What I see is missing is the community not having enough younger members and members that create other forms of art outside of storytellers, poets/writers, performers, and painters. Growing their artist pool of photographers, videographers, sculptures, graphic artist, and illustrators can help invite younger Haitian artist and cultivate the community generationally.

A great opportunity is to expand from the exhibitions and forums to include and introduce a formal curriculum, teaching the history of Haiti through the arts, artists, storytellers, writers, and performers. Having a structured curriculum will allow for the next generation Haitians/Haitian Americans, other cultures to learn and carry the past, present, and hopefully future traditions. But to begin, I suggest a multi-generational roundtable discussion to open the dialogue and start a conversation where everyone feels like an equal at the table.

“It may be illuminating to take a look at what—and who—has come before us, for looking backward helps us focus our thinking about our future." (Clayton Lord, Arts & America: 1780–2015, p. 32)

A multi-generational roundtable discussion can be a meaningful highlight of the needs and wants for this community and help fill in the gaps with younger members. It will help to further the discussion on what it means to be Haitian born, Haitian American, and second-generation artist because everyone has the chance to participate in the conversation.

 

 

Learning Trajectory

 
 
Image produced from assignment question.
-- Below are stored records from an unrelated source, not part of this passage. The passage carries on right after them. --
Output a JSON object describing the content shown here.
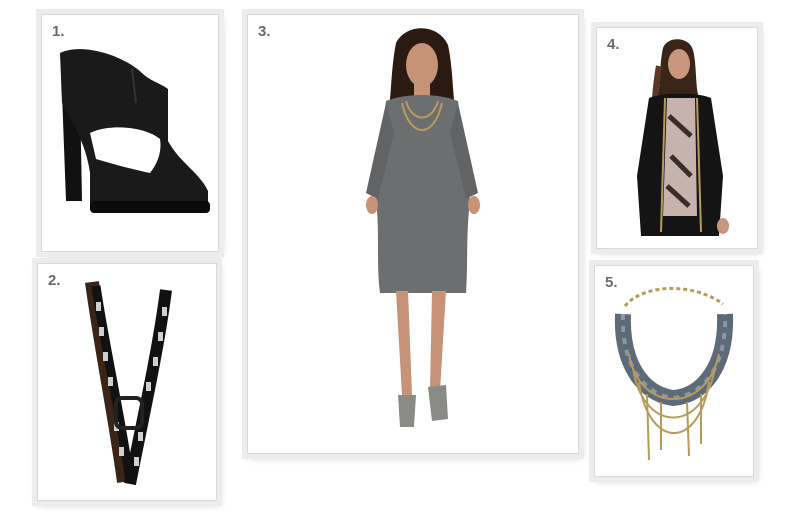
{
  "items": [
    {
      "number": "1.",
      "subject": "black-suede-peep-toe-bootie"
    },
    {
      "number": "2.",
      "subject": "black-studded-skinny-belt"
    },
    {
      "number": "3.",
      "subject": "gray-shirt-dress-model"
    },
    {
      "number": "4.",
      "subject": "black-embellished-cardigan-model"
    },
    {
      "number": "5.",
      "subject": "braided-chain-statement-necklace"
    }
  ],
  "colors": {
    "card_frame": "#ececec",
    "number_text": "#6a6a6a",
    "dress_gray": "#6d6e70",
    "black_item": "#141414",
    "gold_chain": "#b89b5a"
  }
}
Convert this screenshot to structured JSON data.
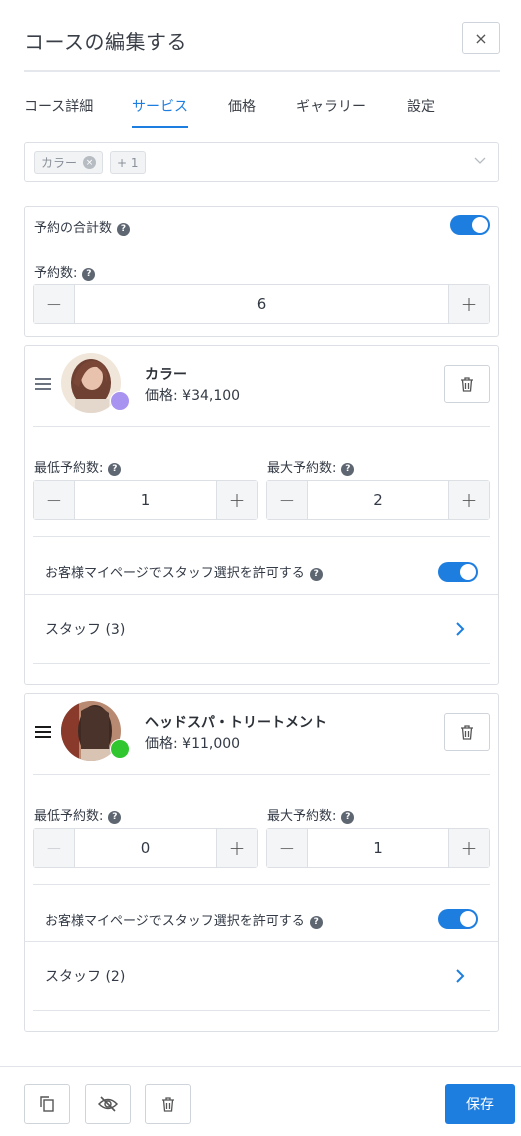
{
  "header": {
    "title": "コースの編集する",
    "close_label": "×"
  },
  "tabs": [
    {
      "label": "コース詳細"
    },
    {
      "label": "サービス"
    },
    {
      "label": "価格"
    },
    {
      "label": "ギャラリー"
    },
    {
      "label": "設定"
    }
  ],
  "active_tab": "サービス",
  "service_select": {
    "chips": [
      {
        "label": "カラー",
        "remove": "×"
      },
      {
        "label": "+ 1"
      }
    ]
  },
  "booking_total": {
    "toggle_label": "予約の合計数",
    "toggle_on": true,
    "count_label": "予約数:",
    "count_value": "6",
    "minus": "−",
    "plus": "+"
  },
  "services": [
    {
      "name": "カラー",
      "price": "価格: ¥34,100",
      "status_color": "#a893f0",
      "min_label": "最低予約数:",
      "min_value": "1",
      "max_label": "最大予約数:",
      "max_value": "2",
      "allow_staff_label": "お客様マイページでスタッフ選択を許可する",
      "allow_staff_on": true,
      "staff_label": "スタッフ (3)",
      "minus": "−",
      "plus": "+"
    },
    {
      "name": "ヘッドスパ・トリートメント",
      "price": "価格: ¥11,000",
      "status_color": "#2fc62f",
      "min_label": "最低予約数:",
      "min_value": "0",
      "max_label": "最大予約数:",
      "max_value": "1",
      "allow_staff_label": "お客様マイページでスタッフ選択を許可する",
      "allow_staff_on": true,
      "staff_label": "スタッフ (2)",
      "minus": "−",
      "plus": "+"
    }
  ],
  "footer": {
    "save_label": "保存"
  },
  "colors": {
    "accent": "#1e7ee0",
    "border": "#dcdfe3",
    "text": "#333a45"
  },
  "icons": [
    "close-icon",
    "chevron-down-icon",
    "help-icon",
    "drag-handle-icon",
    "trash-icon",
    "chevron-right-icon",
    "copy-icon",
    "eye-off-icon"
  ]
}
Image produced from assignment question.

Learning Moment 1. - Putting together a PhotoVoice for Elevated Thought

Visiting Elevated Thought was a great experience. Seeing the work and the students in action provided a reality that couldn't be captured in another format. What was significant about this community was the activism movement through the arts, how the leaders were the students, and that with the right guidance and motivation, their voice had a platform to "elevate" their situation.

Using the photovoice to document my reflection of this experience created a more impactful process, and using my design experience allowed me to highlight the many aspects of this community.


Learning Moment 2. - The Interviews for the HAAM Research Paper

Having the experience of hearing the stories, formulating questions, and assessing a community allowed me to discover something new about myself. My original idea was to explore the arts in Attleboro. However, the team-building exercise about remembering a positive experience with a community changed my trajectory and inspired me to focus on Haitian artist instead. As I was doing the research lead me to find one nugget that unfolded so much more. If I had not found Mimi, I wouldn't have learned so much about HAAM, the artist individually or that a few of the artist live right here in Attleboro.


Learning Moment 3. - Stakeholder Letter

Migration and a multi-generational lens were essential to me throughout this research exploration. The stakeholder letter became another learning moment for me. It provided me the opportunity to suggest a low hanging fruit solution to sure up the missing voices in this community. Creating a multi-generational roundtable discussion will get the ball rolling in addressing the gaps in HAAM.


Connections

Created by Nadege Tessono | I AM

Created by Nadege Tessono | I AM

Overall, with the discussions we have had, the interviews with HAAM, and my interest in migration, I'm discovering that the links in my research and the experience at Elevated Thought are leading me in the right direction. I want to explore more about how Elevated Thought uses photography, design, videography and fine art to address the needs of the youth and further assess HAAM and their connections to roots, origin, pride, and art as a tool for healing with adults. Both organizations use their art form as a form of activism while educating the masses. Although I know I'm not interested in working in the schools, this experience is a great starting point as I further my studies at Lesley.